Input >>
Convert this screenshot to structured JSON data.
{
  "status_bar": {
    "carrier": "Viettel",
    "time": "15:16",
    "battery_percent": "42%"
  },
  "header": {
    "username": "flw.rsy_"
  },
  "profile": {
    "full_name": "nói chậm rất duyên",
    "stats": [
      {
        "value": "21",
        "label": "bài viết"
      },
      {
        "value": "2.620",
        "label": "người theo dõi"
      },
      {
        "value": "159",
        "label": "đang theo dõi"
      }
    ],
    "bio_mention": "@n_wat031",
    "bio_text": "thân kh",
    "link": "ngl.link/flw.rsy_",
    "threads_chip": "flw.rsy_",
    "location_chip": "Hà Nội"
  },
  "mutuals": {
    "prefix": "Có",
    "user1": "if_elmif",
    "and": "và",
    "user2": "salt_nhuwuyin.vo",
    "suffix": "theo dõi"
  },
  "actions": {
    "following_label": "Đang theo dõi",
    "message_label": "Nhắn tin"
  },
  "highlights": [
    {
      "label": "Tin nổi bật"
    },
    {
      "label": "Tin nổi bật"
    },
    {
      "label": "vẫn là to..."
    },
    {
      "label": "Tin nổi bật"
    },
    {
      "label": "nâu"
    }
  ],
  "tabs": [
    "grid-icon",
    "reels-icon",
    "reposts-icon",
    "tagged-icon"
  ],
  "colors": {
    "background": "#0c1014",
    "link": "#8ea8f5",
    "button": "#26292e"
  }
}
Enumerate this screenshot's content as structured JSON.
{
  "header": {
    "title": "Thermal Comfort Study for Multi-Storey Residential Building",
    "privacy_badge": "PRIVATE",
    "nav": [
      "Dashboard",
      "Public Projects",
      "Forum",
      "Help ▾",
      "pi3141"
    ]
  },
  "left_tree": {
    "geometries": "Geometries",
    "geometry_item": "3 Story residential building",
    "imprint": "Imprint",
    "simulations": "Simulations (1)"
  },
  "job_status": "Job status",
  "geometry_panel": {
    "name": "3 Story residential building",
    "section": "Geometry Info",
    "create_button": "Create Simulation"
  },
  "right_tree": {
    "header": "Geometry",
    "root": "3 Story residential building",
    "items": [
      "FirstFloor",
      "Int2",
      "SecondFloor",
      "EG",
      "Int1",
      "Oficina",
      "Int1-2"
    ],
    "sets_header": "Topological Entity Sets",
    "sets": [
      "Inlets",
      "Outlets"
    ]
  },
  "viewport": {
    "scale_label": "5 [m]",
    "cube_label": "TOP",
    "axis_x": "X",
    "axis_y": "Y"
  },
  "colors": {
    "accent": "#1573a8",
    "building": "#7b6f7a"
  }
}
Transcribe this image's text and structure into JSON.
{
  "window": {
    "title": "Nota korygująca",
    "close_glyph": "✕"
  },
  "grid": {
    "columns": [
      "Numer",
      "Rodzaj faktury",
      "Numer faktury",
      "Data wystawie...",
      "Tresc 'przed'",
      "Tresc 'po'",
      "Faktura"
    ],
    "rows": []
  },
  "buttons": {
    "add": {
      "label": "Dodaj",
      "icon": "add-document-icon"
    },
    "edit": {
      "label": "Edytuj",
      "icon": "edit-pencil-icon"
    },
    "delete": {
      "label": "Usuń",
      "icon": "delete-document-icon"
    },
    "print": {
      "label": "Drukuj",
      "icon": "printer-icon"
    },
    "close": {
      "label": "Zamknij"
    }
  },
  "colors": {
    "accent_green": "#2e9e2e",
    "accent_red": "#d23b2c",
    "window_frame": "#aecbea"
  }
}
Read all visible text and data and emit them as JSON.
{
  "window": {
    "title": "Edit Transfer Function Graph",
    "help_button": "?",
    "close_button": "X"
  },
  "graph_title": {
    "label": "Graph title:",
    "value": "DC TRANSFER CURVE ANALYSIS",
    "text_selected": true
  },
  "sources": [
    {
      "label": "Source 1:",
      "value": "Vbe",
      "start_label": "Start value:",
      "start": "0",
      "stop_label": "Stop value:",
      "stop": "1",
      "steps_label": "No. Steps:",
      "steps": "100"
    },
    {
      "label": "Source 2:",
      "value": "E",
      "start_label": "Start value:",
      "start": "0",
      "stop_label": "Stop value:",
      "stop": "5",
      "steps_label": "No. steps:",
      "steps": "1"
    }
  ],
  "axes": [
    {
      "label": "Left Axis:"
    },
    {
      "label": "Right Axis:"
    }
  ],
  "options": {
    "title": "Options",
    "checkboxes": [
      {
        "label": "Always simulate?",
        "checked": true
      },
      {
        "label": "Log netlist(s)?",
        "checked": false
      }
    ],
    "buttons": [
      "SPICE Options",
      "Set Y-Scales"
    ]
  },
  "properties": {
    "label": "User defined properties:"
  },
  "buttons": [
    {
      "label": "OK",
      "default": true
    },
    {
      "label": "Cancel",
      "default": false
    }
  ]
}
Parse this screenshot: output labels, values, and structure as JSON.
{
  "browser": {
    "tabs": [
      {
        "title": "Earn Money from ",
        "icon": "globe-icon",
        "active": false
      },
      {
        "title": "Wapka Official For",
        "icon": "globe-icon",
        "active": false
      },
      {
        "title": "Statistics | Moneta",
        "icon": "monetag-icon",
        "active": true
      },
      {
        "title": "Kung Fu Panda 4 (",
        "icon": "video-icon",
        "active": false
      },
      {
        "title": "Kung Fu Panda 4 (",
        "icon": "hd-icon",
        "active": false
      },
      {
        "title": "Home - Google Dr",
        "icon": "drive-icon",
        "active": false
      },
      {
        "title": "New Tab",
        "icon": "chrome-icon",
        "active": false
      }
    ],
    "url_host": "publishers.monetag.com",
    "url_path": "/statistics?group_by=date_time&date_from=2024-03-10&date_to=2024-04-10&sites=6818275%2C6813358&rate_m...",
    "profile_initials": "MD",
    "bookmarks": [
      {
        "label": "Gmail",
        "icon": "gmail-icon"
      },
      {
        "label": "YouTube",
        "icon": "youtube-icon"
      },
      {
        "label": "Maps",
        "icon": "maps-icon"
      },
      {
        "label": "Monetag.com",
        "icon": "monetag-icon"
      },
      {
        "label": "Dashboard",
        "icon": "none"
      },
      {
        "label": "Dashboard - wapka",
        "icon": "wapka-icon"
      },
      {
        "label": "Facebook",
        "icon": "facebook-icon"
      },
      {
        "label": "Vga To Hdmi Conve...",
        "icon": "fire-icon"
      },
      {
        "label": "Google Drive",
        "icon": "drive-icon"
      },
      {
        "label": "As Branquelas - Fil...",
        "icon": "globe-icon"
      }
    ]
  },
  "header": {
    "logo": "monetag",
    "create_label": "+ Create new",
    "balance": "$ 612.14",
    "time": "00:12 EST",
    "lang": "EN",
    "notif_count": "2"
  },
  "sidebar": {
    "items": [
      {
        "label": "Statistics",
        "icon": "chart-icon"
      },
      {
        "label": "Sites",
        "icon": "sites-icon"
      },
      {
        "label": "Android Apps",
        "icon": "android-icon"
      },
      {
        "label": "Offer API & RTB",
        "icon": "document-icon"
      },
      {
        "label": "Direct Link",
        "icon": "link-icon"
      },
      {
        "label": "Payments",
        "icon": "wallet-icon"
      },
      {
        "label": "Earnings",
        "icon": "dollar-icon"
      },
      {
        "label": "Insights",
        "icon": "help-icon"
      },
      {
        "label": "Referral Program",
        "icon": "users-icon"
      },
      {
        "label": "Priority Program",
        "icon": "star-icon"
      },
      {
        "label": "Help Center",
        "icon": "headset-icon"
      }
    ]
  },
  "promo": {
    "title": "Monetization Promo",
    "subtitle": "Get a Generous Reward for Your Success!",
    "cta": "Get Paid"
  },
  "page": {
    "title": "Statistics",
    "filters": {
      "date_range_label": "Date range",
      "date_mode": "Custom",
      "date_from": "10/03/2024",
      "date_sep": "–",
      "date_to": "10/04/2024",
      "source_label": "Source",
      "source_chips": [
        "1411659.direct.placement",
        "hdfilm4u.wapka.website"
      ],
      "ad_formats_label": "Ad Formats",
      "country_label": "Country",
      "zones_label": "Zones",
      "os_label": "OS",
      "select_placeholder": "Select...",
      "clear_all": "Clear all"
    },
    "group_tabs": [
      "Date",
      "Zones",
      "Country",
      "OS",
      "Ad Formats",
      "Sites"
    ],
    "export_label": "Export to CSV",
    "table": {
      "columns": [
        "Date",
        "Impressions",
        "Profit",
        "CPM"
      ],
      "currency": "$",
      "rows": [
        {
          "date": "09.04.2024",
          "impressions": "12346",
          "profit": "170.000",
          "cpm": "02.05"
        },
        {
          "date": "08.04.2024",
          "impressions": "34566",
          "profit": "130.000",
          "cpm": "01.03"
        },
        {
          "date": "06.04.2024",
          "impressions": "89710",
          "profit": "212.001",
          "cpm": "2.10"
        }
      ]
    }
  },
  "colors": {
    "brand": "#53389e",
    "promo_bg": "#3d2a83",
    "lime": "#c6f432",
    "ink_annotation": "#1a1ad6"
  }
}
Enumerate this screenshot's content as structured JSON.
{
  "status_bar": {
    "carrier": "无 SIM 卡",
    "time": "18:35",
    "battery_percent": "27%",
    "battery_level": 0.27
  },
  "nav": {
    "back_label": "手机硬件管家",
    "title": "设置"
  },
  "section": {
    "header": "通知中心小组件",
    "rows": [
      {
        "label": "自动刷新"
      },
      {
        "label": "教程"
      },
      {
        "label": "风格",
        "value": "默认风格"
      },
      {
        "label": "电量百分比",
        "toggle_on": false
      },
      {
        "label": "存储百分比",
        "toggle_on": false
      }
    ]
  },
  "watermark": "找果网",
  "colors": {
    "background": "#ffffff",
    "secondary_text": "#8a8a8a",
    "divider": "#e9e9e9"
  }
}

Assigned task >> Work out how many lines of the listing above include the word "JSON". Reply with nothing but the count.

Answer >> 6